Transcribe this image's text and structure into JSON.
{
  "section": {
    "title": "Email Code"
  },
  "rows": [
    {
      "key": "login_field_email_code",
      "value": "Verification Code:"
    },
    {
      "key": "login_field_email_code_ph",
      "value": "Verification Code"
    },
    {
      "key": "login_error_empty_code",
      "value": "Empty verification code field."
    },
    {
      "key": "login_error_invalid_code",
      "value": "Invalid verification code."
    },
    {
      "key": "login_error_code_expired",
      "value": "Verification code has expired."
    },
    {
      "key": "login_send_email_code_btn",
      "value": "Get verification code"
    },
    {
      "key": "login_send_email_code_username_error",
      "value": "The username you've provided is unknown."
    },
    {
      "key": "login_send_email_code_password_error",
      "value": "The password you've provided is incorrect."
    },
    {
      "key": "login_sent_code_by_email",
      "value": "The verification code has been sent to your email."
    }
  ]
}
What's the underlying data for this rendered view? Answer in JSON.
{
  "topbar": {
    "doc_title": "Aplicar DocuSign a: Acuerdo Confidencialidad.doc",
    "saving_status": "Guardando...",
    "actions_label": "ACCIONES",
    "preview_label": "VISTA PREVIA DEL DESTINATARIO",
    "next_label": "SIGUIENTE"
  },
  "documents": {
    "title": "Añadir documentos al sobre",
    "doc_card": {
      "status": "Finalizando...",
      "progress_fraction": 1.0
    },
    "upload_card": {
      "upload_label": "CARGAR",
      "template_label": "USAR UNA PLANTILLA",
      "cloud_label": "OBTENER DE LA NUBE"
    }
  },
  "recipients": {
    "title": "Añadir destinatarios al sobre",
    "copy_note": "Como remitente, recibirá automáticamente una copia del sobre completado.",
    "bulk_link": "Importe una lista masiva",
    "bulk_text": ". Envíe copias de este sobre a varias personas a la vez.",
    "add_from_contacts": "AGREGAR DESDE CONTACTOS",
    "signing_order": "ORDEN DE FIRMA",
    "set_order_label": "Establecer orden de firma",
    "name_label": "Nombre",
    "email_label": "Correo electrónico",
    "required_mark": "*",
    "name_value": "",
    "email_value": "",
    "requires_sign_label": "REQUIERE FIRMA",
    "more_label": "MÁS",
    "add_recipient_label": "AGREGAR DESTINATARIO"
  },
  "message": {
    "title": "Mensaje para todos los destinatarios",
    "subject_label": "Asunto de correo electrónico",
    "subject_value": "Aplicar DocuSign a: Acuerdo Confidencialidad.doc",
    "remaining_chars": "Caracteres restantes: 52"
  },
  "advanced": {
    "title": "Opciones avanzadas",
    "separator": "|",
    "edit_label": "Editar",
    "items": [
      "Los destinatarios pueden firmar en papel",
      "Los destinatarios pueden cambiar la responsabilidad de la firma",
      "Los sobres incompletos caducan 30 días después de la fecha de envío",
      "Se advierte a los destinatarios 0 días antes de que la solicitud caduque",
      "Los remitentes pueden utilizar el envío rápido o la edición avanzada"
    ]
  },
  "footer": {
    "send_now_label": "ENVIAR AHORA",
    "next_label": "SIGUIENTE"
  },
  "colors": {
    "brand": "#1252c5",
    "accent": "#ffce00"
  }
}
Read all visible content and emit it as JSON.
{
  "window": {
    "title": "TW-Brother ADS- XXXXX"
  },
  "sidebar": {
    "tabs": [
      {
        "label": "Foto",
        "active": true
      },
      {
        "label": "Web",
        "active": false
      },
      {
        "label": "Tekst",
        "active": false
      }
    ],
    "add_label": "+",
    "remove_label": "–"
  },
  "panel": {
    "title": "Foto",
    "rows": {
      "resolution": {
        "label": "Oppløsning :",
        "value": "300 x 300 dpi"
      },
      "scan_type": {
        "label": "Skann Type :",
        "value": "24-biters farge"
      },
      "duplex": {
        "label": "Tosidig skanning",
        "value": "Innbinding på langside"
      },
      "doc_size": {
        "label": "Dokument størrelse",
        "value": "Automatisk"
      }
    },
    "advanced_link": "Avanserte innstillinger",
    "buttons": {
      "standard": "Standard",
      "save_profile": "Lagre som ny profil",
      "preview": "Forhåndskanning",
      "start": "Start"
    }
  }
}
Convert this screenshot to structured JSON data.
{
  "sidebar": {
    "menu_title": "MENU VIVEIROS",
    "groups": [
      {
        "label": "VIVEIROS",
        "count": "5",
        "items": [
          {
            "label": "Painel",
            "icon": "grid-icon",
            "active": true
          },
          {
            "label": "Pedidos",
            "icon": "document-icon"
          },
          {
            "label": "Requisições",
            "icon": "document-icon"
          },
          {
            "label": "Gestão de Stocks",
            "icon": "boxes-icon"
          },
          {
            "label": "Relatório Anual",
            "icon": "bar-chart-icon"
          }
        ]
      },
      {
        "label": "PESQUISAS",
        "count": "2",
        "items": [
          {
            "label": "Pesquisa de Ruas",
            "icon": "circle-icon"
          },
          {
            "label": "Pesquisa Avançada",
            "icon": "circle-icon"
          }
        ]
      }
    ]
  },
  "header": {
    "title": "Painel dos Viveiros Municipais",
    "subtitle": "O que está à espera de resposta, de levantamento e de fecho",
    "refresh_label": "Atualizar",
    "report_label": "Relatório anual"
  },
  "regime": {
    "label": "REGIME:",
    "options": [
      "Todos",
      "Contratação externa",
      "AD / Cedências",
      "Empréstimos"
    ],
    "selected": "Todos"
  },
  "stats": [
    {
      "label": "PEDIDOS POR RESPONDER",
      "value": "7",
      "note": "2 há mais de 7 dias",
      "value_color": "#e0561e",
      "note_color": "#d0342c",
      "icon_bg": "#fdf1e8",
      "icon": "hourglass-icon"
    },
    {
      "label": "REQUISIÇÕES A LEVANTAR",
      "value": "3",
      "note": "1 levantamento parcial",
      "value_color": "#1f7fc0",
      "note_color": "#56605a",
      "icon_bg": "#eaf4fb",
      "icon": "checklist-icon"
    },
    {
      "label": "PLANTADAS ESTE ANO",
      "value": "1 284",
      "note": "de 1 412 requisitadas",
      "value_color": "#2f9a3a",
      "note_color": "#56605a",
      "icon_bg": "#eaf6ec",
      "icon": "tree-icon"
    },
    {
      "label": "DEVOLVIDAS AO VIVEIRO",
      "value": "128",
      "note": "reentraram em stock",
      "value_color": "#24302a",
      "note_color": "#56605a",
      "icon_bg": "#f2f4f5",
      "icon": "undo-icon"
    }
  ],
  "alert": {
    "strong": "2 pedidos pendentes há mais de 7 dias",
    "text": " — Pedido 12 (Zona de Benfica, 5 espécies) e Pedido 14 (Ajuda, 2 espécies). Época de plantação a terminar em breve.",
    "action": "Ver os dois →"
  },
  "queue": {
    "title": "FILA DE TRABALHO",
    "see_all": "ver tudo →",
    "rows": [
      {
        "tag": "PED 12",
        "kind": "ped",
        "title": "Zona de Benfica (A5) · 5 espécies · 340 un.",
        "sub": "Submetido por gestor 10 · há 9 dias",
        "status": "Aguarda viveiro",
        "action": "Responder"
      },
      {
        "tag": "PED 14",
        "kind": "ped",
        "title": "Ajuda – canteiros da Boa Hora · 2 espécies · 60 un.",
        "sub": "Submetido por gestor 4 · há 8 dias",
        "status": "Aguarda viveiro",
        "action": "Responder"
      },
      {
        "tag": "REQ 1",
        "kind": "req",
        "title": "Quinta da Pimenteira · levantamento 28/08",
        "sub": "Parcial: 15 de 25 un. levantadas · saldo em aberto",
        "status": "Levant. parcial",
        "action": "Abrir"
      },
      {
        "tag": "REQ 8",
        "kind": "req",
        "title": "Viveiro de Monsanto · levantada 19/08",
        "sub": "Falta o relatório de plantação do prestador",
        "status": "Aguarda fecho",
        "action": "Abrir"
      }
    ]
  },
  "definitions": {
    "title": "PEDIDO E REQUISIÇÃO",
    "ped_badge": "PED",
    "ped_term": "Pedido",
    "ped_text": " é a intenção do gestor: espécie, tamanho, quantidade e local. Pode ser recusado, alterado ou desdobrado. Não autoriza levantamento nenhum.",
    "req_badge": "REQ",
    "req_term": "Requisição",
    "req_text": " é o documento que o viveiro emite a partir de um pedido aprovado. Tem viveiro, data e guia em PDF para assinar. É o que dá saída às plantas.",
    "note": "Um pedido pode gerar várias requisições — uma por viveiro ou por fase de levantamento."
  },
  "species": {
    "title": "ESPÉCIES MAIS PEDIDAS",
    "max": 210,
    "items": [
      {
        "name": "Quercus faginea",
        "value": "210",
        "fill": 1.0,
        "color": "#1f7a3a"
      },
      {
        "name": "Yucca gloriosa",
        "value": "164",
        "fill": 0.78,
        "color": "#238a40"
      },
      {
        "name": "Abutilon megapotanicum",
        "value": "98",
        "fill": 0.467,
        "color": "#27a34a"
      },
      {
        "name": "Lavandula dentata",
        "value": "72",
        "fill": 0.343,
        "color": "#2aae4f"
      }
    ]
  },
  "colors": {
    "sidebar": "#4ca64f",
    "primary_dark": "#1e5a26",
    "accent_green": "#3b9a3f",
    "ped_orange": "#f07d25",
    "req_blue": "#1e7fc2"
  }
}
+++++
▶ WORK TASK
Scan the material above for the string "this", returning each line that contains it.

▶ RESULT
Transcribe this image's text and structure into JSON.
What's the underlying data for this rendered view? Answer in JSON.
Convert this screenshot to structured JSON data.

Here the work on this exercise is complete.